Produce a copy of every line in the records that holds the string "Output".

(Stored items from a collection)
━━━

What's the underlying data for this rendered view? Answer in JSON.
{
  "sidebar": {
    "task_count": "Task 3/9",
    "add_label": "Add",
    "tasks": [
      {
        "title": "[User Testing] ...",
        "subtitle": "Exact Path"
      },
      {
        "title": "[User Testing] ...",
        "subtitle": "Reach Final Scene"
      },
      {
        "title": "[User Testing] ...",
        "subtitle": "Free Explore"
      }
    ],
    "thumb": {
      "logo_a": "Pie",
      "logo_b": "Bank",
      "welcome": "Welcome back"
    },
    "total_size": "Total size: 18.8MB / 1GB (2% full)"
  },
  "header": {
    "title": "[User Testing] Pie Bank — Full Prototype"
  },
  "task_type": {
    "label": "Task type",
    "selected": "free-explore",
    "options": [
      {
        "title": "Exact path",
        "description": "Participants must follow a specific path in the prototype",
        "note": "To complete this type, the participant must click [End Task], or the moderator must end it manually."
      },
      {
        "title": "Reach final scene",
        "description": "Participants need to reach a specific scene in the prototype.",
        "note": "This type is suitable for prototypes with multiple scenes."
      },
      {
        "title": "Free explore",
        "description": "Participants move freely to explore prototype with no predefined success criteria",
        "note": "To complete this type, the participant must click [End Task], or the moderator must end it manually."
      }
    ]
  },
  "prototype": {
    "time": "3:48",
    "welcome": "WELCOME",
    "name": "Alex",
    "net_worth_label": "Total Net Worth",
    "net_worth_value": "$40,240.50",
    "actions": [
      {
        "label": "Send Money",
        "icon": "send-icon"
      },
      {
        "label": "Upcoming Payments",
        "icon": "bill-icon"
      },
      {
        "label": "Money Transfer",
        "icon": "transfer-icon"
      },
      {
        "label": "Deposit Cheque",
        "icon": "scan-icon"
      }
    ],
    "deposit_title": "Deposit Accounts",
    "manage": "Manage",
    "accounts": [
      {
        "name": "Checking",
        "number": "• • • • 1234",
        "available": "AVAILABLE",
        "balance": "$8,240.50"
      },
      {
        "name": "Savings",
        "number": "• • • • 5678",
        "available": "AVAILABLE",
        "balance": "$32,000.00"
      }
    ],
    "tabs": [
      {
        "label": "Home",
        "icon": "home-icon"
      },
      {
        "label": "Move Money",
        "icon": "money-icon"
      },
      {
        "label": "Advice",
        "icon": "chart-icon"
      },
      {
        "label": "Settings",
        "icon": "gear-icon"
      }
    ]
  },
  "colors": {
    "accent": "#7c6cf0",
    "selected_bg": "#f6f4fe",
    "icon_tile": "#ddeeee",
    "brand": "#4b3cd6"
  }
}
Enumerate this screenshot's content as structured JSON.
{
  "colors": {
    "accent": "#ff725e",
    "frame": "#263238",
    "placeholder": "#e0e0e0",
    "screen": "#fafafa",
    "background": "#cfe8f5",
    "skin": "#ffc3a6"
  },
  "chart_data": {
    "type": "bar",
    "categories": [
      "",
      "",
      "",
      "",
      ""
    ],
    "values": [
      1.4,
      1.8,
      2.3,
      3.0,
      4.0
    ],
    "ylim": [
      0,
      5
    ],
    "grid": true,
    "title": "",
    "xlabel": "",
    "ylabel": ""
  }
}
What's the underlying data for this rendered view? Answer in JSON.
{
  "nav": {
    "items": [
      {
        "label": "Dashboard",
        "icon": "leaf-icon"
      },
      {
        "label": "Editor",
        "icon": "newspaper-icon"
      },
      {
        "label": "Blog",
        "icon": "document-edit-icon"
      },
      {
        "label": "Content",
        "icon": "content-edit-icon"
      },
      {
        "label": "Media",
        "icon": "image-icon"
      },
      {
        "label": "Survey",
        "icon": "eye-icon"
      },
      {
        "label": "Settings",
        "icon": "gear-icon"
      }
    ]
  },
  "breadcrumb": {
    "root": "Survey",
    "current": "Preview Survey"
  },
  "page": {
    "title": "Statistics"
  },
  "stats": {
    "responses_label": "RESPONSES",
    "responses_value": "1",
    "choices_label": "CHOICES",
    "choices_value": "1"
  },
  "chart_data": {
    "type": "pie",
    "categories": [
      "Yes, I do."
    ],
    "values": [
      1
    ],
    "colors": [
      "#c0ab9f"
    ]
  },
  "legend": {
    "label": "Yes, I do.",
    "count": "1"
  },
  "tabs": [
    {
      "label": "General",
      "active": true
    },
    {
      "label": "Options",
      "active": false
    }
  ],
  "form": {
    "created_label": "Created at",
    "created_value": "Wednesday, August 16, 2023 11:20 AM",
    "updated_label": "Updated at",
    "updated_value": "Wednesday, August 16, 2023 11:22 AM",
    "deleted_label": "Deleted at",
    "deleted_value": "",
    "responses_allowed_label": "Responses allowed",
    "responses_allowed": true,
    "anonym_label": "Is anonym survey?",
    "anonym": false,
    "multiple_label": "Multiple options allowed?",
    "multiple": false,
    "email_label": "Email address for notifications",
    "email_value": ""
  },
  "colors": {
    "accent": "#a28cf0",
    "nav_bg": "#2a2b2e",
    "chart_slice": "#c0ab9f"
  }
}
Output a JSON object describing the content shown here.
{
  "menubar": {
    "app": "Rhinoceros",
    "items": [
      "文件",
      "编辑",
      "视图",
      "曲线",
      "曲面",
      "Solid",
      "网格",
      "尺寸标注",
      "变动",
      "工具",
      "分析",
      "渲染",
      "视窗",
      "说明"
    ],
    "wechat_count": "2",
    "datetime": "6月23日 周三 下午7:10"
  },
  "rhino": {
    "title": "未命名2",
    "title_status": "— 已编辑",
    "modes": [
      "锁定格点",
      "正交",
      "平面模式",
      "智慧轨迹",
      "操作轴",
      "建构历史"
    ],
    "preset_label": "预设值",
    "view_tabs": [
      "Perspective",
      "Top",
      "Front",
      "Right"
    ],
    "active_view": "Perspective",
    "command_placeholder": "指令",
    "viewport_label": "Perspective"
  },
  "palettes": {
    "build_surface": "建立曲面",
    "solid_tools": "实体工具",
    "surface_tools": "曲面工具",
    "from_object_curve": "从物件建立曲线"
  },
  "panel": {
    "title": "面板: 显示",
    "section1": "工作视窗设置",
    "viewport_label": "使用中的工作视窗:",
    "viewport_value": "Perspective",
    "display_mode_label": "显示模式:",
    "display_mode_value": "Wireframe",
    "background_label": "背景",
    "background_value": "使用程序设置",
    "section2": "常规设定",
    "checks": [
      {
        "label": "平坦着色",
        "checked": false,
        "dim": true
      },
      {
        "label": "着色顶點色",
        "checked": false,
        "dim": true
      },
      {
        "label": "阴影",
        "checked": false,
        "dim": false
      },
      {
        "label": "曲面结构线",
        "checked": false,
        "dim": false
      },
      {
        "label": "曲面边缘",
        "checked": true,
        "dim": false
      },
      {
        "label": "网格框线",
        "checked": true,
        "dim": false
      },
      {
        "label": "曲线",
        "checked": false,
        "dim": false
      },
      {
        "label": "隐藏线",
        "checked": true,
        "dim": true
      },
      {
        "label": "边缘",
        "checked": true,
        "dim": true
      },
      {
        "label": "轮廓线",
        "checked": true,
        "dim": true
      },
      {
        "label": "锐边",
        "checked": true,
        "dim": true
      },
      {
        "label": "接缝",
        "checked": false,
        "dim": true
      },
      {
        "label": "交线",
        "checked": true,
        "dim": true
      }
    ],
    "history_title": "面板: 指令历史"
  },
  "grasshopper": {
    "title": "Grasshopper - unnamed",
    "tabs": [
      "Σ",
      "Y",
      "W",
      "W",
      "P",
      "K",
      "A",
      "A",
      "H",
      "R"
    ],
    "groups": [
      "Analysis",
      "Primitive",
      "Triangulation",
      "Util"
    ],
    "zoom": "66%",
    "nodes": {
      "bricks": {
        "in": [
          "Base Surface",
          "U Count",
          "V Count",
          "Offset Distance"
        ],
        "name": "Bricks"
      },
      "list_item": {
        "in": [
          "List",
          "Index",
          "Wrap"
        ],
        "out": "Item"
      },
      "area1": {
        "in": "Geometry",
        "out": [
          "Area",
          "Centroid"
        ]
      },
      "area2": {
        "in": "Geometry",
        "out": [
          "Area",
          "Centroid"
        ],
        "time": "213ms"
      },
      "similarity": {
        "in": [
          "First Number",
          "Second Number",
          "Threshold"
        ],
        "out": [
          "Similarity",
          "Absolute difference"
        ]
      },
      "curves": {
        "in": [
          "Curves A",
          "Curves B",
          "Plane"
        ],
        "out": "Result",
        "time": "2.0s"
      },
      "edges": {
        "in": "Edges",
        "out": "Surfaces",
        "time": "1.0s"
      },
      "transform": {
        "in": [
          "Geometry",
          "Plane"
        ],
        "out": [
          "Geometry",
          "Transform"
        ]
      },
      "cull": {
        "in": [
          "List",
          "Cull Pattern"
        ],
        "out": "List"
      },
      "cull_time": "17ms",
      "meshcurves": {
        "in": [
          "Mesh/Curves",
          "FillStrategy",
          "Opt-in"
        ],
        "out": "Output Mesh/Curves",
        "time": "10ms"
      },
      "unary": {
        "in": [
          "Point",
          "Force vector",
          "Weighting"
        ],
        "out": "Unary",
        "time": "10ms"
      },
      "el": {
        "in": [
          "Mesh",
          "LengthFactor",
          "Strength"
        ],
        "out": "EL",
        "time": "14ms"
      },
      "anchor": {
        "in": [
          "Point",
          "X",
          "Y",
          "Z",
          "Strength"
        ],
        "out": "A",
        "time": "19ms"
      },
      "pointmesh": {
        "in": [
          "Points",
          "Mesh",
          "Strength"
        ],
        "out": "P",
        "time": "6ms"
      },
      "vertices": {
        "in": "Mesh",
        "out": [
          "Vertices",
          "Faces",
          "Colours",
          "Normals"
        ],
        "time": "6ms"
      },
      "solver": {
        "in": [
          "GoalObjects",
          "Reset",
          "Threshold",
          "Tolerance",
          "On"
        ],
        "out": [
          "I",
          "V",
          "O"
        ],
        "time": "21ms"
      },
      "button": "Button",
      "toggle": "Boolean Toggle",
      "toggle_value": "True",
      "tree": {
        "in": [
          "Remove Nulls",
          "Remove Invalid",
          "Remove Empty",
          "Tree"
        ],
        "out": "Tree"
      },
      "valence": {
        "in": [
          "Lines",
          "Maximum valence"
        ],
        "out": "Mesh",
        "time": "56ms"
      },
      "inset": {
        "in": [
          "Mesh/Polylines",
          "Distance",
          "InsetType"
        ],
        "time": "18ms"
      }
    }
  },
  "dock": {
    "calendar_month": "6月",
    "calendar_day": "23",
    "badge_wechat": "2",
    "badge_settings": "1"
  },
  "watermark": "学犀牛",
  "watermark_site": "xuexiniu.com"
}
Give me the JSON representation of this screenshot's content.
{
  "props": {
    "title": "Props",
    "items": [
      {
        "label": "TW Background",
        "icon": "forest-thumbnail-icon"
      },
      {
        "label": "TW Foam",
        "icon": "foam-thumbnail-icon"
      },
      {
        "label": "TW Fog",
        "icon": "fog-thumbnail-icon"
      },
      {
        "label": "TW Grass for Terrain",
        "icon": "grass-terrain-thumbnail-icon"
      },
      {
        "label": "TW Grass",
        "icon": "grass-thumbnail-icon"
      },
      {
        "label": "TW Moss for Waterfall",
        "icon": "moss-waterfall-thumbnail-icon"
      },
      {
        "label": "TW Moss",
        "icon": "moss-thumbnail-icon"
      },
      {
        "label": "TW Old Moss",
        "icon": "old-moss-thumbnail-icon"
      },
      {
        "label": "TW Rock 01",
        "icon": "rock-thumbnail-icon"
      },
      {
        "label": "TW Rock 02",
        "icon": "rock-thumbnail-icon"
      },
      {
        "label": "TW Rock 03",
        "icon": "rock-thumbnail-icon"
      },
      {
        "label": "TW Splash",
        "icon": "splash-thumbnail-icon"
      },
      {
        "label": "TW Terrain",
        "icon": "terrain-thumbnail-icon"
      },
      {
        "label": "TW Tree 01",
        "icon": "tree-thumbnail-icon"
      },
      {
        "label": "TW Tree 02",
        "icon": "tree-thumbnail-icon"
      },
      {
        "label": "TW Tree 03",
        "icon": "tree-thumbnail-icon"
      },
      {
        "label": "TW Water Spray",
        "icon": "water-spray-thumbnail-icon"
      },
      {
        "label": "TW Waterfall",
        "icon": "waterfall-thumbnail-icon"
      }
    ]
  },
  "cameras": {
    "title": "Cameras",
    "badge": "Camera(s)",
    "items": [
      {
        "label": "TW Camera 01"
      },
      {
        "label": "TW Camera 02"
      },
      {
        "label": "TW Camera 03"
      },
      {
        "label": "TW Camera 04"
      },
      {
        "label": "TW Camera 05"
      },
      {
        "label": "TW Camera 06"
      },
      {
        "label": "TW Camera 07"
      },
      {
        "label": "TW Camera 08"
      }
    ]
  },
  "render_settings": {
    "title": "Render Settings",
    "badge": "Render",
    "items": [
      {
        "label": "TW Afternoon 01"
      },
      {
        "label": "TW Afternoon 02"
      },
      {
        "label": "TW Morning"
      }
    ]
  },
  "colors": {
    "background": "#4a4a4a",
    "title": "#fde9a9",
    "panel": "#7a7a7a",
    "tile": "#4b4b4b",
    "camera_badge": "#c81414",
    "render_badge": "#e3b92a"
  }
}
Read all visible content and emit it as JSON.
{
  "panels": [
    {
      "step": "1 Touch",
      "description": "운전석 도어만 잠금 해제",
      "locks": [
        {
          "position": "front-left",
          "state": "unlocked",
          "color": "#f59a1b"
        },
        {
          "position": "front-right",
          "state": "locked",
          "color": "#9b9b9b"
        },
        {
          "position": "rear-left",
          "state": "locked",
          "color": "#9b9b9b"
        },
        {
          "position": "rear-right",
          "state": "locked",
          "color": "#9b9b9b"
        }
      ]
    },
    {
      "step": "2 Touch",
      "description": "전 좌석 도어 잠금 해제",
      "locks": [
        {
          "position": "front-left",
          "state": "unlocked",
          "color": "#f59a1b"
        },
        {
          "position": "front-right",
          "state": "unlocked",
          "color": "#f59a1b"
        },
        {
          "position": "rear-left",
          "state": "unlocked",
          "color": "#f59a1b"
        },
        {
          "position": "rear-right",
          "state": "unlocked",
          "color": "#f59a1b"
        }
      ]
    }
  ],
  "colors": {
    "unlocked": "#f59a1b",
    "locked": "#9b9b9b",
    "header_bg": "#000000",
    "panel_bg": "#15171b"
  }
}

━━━

● TASK ANSWER:
Output a JSON object describing the content shown here.
        "out": "Output Mesh/Curves",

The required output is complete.